Netcore, Netis routers have hardcoded password, Trend Micro says
A line of routers from a China-based manufacturer has a serious flaw that could allow a hacker to monitor someone’s Internet traffic, according to research from Trend Micro.
The routers are sold under the Netcore brand name in China and Netis outside of the country, wrote Tim Yeh a threat researcher.
Trend found a “backdoor,” or a semi-secret way to access the device, Yeh wrote. The password needed to open up the backdoor is hardcoded into the device’s firmware. All of the routers appear to have the same password.
“Attackers can easily log into these routers, and users cannot modify or disable this backdoor,” he wrote.
Backdoors can be used for legitimate product support, but coding such access methods into software is generally discouraged for fear of abuse.
The Netcore and Netis routers have an open UDP port, 53413, which can be queried since the routers have an externally accessible IP address, Yeh wrote. Trend Micro scanned the Internet and found more than 2 million IP addresses with the open UDP port, which could indicate vulnerable equipment.
“Almost all of these routers are in China, with much smaller numbers in other countries, including but not limited to South Korea, Taiwan, Israel, and the United States,” Yeh wrote.
Trend Micro has notified the company but did not receive a response. Company officials reached in Shenzhen didn’t have an immediate comment.
By using the backdoor, an attacker could upload or download files to the device. A router’s settings could also be changed to allow a hacker to monitor a person’s Internet traffic as part of a man-in-the-middle attack, Yeh wrote.
Trend also found that a file containing a username and password for the routers’ Web-based administration control panel is stored unencrypted, which could be downloaded by an attacker.
It doesn’t appear that most Netcore and Netis routers support the installation of other open-source firmware packages, such as dd-wrt or Tomato, that could be used to replace the vulnerable software, Yeh wrote.

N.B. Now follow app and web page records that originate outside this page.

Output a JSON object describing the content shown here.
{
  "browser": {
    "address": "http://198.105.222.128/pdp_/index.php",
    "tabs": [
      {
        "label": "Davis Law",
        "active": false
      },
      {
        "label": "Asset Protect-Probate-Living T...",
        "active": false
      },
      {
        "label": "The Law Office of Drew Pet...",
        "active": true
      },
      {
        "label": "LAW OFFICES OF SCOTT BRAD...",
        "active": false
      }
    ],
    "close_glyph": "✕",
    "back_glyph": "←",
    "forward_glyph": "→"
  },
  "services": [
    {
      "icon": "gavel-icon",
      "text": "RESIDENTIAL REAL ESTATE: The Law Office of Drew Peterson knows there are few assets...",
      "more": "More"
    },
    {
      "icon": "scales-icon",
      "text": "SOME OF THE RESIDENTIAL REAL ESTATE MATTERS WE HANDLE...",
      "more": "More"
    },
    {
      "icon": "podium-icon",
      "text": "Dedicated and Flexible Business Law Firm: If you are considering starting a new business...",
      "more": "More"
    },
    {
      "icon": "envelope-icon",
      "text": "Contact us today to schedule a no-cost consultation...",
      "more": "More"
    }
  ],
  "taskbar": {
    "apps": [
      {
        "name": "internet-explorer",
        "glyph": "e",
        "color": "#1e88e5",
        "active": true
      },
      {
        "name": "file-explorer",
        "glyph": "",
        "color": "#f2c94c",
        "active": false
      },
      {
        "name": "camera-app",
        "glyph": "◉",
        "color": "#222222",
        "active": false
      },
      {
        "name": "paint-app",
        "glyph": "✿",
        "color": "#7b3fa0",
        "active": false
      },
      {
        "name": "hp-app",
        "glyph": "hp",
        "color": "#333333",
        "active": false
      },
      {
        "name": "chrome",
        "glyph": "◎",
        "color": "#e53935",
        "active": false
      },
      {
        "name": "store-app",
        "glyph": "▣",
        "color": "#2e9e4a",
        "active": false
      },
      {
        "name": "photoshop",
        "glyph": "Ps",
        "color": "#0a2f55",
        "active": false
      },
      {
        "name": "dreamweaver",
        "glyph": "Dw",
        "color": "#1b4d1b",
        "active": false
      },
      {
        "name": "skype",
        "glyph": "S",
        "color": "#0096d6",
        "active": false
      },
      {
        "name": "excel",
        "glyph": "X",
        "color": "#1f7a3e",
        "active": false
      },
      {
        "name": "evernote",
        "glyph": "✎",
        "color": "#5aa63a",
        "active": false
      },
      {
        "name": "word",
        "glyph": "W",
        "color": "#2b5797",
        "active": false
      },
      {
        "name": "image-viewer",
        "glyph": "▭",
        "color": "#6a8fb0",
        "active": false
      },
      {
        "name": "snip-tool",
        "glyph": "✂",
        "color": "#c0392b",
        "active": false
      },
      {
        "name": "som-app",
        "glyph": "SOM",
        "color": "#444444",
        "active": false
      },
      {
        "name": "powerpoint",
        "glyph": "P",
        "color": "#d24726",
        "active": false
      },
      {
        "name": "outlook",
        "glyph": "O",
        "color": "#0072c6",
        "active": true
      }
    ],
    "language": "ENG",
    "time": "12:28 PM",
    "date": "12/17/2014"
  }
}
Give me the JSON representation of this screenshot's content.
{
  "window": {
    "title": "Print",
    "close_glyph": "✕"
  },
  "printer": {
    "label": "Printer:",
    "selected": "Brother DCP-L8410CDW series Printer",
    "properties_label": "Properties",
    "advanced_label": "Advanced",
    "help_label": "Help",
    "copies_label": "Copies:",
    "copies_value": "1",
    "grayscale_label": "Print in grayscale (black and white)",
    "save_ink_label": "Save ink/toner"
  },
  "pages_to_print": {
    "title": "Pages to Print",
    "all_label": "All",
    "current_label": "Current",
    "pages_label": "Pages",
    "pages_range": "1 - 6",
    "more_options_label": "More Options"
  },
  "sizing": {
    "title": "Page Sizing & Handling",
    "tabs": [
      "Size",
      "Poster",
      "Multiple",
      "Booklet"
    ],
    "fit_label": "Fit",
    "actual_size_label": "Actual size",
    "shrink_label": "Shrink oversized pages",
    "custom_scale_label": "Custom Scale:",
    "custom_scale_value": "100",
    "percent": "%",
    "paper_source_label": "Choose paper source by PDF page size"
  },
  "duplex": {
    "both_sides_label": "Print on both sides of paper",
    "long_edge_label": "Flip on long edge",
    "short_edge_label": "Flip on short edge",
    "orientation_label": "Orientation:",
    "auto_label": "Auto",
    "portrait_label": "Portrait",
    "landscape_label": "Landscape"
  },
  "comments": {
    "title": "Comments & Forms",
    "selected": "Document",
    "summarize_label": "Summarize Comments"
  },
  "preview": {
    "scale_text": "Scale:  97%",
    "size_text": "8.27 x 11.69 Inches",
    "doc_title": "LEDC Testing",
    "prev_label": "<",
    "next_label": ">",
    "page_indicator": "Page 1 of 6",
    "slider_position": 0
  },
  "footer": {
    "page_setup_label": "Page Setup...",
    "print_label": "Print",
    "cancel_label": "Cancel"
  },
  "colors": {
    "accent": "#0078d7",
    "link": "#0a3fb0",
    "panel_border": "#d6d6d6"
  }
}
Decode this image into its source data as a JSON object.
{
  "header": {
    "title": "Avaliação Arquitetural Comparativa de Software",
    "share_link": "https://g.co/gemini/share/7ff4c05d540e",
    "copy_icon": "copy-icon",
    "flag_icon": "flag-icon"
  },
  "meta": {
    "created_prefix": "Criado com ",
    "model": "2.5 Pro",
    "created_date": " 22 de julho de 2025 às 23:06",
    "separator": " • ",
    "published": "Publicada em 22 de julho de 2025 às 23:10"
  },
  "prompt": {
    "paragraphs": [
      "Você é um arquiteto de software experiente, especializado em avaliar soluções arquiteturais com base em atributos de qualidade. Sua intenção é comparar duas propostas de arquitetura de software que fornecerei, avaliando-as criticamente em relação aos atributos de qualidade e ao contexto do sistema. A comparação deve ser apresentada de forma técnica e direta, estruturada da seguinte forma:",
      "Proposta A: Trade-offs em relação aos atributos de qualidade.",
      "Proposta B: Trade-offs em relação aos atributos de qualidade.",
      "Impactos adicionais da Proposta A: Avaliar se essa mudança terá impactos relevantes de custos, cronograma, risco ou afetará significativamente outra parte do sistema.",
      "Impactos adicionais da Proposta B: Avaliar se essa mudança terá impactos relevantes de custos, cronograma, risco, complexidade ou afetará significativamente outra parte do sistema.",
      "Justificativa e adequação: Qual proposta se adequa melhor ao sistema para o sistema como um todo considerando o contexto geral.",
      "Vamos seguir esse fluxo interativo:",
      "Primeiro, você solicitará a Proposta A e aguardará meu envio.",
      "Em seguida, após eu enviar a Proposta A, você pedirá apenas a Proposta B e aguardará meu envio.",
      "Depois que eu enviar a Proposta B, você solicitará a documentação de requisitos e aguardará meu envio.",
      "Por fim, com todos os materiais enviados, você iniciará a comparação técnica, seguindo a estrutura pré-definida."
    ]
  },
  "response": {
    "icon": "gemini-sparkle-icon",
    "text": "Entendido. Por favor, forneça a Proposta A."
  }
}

“Aside from that, the only adequate alternative would be to replace these devices,” he wrote.
(Michael Kan in Beijing contributed to this report.)